The Books of First and Second Esdras (or “Ezra” meaning something like “help” in Hebrew) are apocryphal and somewhat apocalyptic texts in the Hebrew biblical tradition, particularly the second book of Esdras. They are non canonical Biblical books, however they do appear in certain Greek Orthodox, Episcopal, and Lutheran Bibles. At the Council of Trent in 1540s-1560s, the books of First and Second Esdras were recognized, however they were in reference to the division of the Book of Ezra (as found in the Bible), which is commonly referred to today as “Ezra-Nehemiah”. The apocryphal books of First and Second Esdras appear in the Vulate however only under the name for the Book of Ezra (with 2 Esdras excluded) and they appear in the Septuagint, as extensions of the book of Ezra. This overlap has caused considerable consternation and confusion for biblical compilers.

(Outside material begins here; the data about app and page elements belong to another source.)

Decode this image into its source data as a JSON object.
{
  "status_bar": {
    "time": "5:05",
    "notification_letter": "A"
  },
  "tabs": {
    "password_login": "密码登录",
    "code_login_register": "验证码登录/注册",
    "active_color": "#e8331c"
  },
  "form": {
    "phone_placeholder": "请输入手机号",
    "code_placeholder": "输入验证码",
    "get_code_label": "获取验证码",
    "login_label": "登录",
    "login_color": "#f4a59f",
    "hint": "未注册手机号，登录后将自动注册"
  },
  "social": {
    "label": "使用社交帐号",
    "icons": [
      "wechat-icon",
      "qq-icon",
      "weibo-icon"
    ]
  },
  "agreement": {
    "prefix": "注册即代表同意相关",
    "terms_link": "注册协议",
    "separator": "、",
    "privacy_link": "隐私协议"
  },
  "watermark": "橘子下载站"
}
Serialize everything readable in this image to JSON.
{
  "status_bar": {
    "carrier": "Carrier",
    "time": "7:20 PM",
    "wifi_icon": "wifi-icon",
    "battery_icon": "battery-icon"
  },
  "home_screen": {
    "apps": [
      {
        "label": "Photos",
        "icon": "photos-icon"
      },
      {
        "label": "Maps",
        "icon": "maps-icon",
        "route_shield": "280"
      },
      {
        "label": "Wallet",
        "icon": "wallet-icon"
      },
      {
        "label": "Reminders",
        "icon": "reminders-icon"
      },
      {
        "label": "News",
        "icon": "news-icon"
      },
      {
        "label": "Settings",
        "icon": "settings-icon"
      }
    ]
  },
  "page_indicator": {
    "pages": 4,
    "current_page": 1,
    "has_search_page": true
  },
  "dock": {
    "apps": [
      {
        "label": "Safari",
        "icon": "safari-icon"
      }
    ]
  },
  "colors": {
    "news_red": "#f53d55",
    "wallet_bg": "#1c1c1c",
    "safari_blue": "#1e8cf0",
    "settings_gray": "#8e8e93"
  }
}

First Esdras is nine chapters in length. It tells of Israel’s skirmishes with the Egyptians, and its failed kings who become subjugated by Babylon until the reign of Cyrus comes and returns balance to the region. The book tells an amusing story of three Persian guardsmen who attempt to claim what is most powerful to the Persian emperor, Darius – three of his guards write a praise of what is strongest – wine, the king, and women and truth – and they each place their account under Darius’s pillow. In the end, the praise of truth wins riches for that guardsmen. In closing, the text recounts the celebration of Darius’s rebuilding of the temple in Jerusalem. It ends with an account of Ezra – a kind of summary of the Ezra story.
Second Esdras is 17 chapters in length. The first few chapters of 2 Esdras are believed to be latter interpolations by Christian scholars. Chapters 3-14 detail a Hebrew apocalyptic vision, ascribed to Ezra in his “thirtieth year” after the desolation of Babylon. The early visions contain the archangel Uriel -a mother mourning her son, and an eagle containing three heads who is attacked by a lion, and so on. Uriel serves as Ezra’s guide, a la Virgil to Dante, and many of the images mirror the apocalyptic visions in the book of Daniel. Chapters 16-17 conclude the book with a prophesy of a future Israel and a rebuke of Israel’s sinful nature -though it has been suggested that these last chapters are also latter Christian interpolations.
For this reading I used an internet-based Project Gutenberg translation.